reply to post by fooffstarr
You don't give your age, which is fine, but I'm wondering if you were part of, or at least aware that the situation you describe was already biting
deep in the late 80s and through the 90s in Australia?
It commenced really with the Hawke, Keating Labour government. You might have heard of Keating's famous 'the recession we had to have' ?
You might also remember at least hearing from your parents about Keating's 'Go get a job' remark .. complete with insane grin .. to scores of young
people trying to get him to understand that there were no jobs out there.
At least you'll have the opportunity these days of seeing an ageing, fat Keating trying to redeem himself (as if) by posing as a concerned big-wig
trying to save Sydney Harbour foreshores from development.
We were on the Gold Coast and our kids were still in high-school when it became apparent that jobs were few and far between. At the time, the
education INDUSTRY was exhorting parents to 'keep your kids in school until this recession breaks'. Yes, keep the kids in school, pay further
hundreds of thousands of dollars sending them to uni to get a piece of paper that will supposedly ensure them a well-paid career .. even though most
will be paying their HECS fees until their middle years (or never).
My son applied for work with a major golf course-resort. Fortunately, when school recommenced, he went back to school. The golf resort didn't
reply. No wonder. When it DID acknowledge applications, it was via the Gold Coast Bulletin newspaper, to say that as 1,800 people had applied, this
public announcement must serve to thank all applicants and advise that the 'position has been filled'. 1,800 had applied for that part-time job(that
was 14 or so years ago, so it's been bad a long time).
At the same time, the Gold Coast Bulletin was running feature articles about young men in the rural sector who were condemned to permanent

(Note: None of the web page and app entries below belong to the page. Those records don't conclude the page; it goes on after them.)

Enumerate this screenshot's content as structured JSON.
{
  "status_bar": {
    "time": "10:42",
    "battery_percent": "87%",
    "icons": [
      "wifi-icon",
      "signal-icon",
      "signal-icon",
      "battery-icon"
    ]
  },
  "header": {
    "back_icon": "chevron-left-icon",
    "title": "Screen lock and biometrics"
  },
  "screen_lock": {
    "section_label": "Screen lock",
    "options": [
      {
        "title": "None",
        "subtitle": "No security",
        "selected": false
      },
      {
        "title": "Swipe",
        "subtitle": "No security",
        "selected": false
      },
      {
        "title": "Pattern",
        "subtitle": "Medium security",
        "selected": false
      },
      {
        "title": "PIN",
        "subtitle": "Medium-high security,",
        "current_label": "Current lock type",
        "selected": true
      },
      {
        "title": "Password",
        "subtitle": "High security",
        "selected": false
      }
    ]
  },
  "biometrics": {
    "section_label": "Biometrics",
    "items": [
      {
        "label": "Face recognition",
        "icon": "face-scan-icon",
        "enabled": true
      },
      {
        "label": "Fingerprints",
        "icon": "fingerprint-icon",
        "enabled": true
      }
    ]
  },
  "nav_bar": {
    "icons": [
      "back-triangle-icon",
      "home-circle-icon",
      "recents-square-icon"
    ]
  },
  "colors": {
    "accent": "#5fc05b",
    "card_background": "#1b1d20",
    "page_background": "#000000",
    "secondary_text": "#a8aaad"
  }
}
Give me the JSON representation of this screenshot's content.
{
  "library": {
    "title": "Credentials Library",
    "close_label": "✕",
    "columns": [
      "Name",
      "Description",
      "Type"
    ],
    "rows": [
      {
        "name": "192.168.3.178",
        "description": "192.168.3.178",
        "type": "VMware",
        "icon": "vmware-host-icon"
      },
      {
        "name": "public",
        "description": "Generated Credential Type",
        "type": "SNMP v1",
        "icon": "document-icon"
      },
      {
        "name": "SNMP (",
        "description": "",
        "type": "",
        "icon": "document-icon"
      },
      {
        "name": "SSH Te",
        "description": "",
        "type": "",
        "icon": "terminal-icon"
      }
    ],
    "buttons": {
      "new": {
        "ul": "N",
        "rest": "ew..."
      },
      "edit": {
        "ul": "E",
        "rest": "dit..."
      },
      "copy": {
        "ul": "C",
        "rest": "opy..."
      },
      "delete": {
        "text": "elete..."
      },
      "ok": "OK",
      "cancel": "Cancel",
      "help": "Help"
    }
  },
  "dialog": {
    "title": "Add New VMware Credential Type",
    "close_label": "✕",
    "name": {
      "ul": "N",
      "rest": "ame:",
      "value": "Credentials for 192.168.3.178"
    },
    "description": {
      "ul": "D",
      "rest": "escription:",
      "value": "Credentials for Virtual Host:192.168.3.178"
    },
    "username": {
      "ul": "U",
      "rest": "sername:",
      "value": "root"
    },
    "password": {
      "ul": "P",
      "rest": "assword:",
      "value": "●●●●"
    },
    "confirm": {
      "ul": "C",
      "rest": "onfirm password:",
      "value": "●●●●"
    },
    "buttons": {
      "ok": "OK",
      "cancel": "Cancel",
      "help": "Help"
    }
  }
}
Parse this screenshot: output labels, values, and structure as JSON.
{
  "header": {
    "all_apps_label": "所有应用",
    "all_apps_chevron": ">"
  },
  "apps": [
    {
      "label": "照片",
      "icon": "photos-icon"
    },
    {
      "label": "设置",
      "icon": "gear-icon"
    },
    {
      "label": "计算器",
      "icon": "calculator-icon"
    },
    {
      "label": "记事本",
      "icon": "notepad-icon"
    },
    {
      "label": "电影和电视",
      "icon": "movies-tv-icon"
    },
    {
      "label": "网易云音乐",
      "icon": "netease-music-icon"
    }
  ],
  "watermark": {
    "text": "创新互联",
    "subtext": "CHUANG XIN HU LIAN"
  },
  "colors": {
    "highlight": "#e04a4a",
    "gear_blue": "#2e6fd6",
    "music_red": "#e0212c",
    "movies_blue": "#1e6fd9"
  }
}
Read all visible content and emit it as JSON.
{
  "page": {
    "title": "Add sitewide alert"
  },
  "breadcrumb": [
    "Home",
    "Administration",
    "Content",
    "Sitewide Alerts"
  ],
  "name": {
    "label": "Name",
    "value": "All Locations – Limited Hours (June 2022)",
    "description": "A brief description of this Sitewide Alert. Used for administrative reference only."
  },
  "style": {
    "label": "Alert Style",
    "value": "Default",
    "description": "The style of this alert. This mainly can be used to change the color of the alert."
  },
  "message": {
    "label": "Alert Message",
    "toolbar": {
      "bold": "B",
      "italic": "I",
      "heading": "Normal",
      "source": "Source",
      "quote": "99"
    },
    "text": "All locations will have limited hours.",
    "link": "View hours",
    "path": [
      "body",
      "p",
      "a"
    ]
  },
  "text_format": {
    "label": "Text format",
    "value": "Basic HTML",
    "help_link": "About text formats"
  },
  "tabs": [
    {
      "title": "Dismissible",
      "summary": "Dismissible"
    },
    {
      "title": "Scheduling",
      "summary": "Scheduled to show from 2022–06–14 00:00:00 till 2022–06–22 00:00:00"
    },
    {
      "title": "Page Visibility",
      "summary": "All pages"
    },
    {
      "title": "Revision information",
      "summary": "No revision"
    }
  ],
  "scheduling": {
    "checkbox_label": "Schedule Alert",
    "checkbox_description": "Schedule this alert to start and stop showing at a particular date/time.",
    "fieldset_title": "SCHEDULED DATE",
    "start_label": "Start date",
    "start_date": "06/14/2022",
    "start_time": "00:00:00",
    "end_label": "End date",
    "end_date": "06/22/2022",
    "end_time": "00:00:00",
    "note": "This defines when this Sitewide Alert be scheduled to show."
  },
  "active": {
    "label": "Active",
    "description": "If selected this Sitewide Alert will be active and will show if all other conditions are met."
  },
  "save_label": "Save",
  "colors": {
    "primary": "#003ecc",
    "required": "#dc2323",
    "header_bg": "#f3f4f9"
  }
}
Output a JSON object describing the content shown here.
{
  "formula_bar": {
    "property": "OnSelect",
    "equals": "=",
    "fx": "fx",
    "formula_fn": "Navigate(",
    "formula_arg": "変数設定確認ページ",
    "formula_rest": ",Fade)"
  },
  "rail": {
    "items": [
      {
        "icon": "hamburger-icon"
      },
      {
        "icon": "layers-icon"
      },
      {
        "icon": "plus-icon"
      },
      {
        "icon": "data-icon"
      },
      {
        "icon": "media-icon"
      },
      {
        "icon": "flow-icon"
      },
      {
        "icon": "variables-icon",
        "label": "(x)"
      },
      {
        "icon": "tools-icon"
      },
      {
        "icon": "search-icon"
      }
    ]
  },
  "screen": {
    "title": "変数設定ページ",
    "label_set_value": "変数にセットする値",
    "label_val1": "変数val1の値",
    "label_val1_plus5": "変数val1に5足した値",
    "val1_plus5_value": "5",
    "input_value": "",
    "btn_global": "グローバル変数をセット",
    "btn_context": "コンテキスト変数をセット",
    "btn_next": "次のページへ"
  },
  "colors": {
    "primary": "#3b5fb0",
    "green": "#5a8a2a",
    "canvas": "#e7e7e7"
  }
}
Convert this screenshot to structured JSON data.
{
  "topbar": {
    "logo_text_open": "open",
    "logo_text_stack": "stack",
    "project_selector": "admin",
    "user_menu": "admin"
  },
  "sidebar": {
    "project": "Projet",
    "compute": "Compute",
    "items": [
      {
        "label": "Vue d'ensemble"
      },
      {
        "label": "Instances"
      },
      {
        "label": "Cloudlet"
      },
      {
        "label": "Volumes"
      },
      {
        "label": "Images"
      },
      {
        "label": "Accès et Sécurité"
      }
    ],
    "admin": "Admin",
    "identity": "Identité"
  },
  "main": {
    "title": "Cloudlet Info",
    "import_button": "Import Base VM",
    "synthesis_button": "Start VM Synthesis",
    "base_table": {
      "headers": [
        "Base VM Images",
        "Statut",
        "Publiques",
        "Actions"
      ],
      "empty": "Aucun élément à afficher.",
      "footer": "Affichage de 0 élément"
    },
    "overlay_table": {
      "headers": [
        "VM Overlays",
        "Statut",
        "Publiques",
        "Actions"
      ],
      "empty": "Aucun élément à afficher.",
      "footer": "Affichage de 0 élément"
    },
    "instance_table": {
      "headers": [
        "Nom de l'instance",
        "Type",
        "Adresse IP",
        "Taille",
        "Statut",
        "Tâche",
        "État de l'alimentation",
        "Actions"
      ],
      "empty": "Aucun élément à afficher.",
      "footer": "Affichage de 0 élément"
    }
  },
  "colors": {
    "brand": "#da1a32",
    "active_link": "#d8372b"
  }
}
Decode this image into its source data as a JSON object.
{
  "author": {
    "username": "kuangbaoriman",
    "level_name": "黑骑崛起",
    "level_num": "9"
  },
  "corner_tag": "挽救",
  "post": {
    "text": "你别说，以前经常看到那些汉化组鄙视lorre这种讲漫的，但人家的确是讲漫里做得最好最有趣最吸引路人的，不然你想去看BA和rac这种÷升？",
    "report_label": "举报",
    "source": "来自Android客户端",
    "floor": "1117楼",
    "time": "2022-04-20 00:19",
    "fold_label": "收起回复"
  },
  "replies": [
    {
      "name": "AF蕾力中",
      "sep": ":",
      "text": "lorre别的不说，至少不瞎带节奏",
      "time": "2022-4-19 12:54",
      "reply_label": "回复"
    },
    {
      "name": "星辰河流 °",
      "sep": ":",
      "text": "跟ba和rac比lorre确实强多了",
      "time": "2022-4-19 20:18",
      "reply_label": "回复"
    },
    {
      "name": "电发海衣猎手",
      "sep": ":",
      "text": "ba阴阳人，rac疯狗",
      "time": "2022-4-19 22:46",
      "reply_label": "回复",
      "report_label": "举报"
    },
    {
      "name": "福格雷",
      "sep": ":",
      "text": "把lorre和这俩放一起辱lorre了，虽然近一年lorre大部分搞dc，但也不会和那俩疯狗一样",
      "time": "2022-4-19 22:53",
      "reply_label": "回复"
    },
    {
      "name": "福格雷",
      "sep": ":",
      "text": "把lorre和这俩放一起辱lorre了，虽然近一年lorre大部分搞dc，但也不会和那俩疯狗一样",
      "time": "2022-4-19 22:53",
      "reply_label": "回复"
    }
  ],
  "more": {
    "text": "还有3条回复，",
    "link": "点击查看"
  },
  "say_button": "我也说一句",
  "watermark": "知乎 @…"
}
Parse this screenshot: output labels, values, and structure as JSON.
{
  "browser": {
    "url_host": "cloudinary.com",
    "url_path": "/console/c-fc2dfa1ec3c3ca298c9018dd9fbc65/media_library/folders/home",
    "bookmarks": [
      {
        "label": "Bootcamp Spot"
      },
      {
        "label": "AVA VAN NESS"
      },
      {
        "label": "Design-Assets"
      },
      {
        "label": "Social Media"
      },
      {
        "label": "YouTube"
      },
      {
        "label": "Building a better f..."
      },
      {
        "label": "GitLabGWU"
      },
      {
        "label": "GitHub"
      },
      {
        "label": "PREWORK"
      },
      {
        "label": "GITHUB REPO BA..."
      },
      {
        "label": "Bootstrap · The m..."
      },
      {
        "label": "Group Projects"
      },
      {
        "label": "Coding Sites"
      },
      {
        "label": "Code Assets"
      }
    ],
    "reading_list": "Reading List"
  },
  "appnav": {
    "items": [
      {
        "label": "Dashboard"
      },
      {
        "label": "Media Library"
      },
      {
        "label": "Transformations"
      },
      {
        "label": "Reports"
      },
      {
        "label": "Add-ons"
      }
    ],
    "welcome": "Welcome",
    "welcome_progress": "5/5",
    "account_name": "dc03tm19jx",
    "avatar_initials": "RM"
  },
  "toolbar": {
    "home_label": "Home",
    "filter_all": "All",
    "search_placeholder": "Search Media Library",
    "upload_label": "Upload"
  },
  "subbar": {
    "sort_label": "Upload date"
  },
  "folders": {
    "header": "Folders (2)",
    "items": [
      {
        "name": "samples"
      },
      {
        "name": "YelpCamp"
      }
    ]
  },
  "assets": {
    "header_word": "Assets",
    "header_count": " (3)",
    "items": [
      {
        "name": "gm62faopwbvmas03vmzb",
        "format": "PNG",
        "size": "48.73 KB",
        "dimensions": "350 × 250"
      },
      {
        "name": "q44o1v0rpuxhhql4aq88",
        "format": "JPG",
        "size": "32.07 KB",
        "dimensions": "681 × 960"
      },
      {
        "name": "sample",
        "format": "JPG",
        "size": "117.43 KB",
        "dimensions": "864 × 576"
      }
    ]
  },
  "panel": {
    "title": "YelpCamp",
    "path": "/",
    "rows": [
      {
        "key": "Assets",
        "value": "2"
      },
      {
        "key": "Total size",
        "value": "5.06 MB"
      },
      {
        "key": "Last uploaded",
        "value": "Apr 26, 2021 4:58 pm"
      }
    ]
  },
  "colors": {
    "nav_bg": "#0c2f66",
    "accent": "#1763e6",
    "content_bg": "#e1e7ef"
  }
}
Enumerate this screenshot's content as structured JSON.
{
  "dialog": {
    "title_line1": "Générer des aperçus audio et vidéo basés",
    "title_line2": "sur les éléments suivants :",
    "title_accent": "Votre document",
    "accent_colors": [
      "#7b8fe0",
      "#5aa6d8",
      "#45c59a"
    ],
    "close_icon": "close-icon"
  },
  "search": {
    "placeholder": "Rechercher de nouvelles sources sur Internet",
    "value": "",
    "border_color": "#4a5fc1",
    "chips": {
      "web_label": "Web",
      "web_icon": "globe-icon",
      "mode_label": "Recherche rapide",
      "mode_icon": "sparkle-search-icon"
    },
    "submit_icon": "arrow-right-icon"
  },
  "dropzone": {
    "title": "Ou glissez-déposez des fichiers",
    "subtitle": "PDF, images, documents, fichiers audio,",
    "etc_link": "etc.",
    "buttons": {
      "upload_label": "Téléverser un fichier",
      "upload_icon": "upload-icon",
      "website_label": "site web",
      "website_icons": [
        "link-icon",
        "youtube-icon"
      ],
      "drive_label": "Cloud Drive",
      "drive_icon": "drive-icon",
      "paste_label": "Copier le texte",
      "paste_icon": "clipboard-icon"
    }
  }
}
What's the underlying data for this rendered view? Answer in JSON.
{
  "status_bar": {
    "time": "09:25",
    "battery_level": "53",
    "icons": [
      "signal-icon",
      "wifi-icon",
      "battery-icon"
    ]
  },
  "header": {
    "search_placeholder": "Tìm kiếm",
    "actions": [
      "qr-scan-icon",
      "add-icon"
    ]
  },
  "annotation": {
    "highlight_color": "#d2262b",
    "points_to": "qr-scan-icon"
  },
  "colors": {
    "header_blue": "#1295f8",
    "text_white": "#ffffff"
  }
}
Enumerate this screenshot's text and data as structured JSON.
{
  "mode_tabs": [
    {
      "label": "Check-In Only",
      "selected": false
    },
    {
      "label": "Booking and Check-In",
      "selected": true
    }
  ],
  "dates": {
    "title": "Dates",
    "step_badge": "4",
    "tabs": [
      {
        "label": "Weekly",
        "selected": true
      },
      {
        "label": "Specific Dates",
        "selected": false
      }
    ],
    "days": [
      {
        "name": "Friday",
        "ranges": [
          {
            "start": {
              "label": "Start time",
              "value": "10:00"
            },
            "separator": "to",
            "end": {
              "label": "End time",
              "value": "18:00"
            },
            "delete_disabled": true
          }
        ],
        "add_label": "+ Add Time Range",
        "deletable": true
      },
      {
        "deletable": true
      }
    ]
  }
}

unemployment, no prospects, no futures, no chance of marrying or even of moving out of their parents' home. Suicide within this group was
So it was back in the late 80's and all through the 90s that I was describing those most affected (the young) as the Sacrificed Generation.
We saw friends of our children come out of uni and grab work slicing meat in kebab joints. We saw girls with degrees take work on nightclub steps in
Surfers, wearing cheap red satin split to the waist dresses as they tried to lure tourists into the club.
By the time our kids had their degrees, we got out of Queensland (one of the worst places affected) and reluctantly moved to Sydney. It paid off as
far as our children's careers are concerned, but it took a definite drop in quality of life to achieve, Sydney being as it is.
Now it's bad in Sydney too, despite it's having the largest population of any city in the country. We're aware of two people who were at the top
of the tree in their chosen professions. They're now working part-time in low-paid jobs and happy just to have work. NSW State government is almost
broke and is not replacing staff as well as conducting 'reviews' in almost every department (review = shorthand for staff cuts).
It's bad in Australia now and it was bad even a decade and more ago, when the rest of the world was reportedly cruising.
Howard claimed he'd restored 'full employment'. What a farce. The last time Australia actually enjoyed full employment (real figures) was in the
early 70s. No resumes then. Written reference or two would suffice. You could leave a job at 10 in the morning and have half a dozen offers from
which to choose, by mid-afternoon. It was commonly known that unemployment was 1.5%. In other words, everyone who wanted to work was able to. The
average blue-collar worker was able to pay his mortgage and hire purchase (car and furniture, etc) AND put money aside, AND take the family on at
least one holiday each year .. with ease. Women didn't need to work and raised their children. Apprenticeships were there for the taking.
If you'd told people then how it would be only two decades later, no-one would believe it. Yet it happened. Just as millions of unskilled migrants
were brought in thanks to Hawke, at the same time as import duty on imported goods was dropped.
In the 70's and early 80's, you'd only give someone an item made in Asia if you intended to insult them. Australia made it's own products. Then
the influx of cheaper Asian made goods to coincide with the boom in consumer technology (radio-cassettes, video players, tv, computers and onwards).
Nowadays I can't think of anything that isn't imported .. even vitamins are imported and foodstuffs. It's not that long ago that no-one but the
most desperate or crazy would eat food imported from Asian nations. Now, Australian product is being ploughed into the ground because it can't
compete with inferior overseas stuff.
Australia is described as 'the most monopolistic nation in the world'. Monopoly of the media by two groups. Monopoly in groceries by Woolies and
Coles. And now they're thinking of scrapping State governments to be replaced by a Federal giant. Banks able to prevent competition from even being
born. Monopoly even in the lucrative funeral home industry. Aussie manufacturers all outsourcing. Parents are even 'buying' jobs for their kids
and vying for the chance to do so.
Don't beat yourself up. It's a situation not of your generation's making and no-one is offering you any light at the end of the tunnel. Only card
you have to play is your vote. Meanwhile, Rudd is continuing the game passed to him by previous Prime Ministers, that of selling and privatising the
last of what once made Australia the holders of 'best quality of life in the world' title.
Hope something turns up for you soon
[edit on 3-9-2009 by St Vaast]